(The records)

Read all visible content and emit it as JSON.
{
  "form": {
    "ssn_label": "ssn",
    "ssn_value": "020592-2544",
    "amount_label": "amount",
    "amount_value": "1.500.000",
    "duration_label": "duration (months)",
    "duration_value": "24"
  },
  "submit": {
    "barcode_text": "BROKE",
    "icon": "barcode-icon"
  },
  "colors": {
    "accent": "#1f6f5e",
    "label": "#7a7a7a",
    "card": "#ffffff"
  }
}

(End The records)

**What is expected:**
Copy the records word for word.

**Task answer:**
Read all visible content and emit it as JSON.
{
  "form": {
    "ssn_label": "ssn",
    "ssn_value": "020592-2544",
    "amount_label": "amount",
    "amount_value": "1.500.000",
    "duration_label": "duration (months)",
    "duration_value": "24"
  },
  "submit": {
    "barcode_text": "BROKE",
    "icon": "barcode-icon"
  },
  "colors": {
    "accent": "#1f6f5e",
    "label": "#7a7a7a",
    "card": "#ffffff"
  }
}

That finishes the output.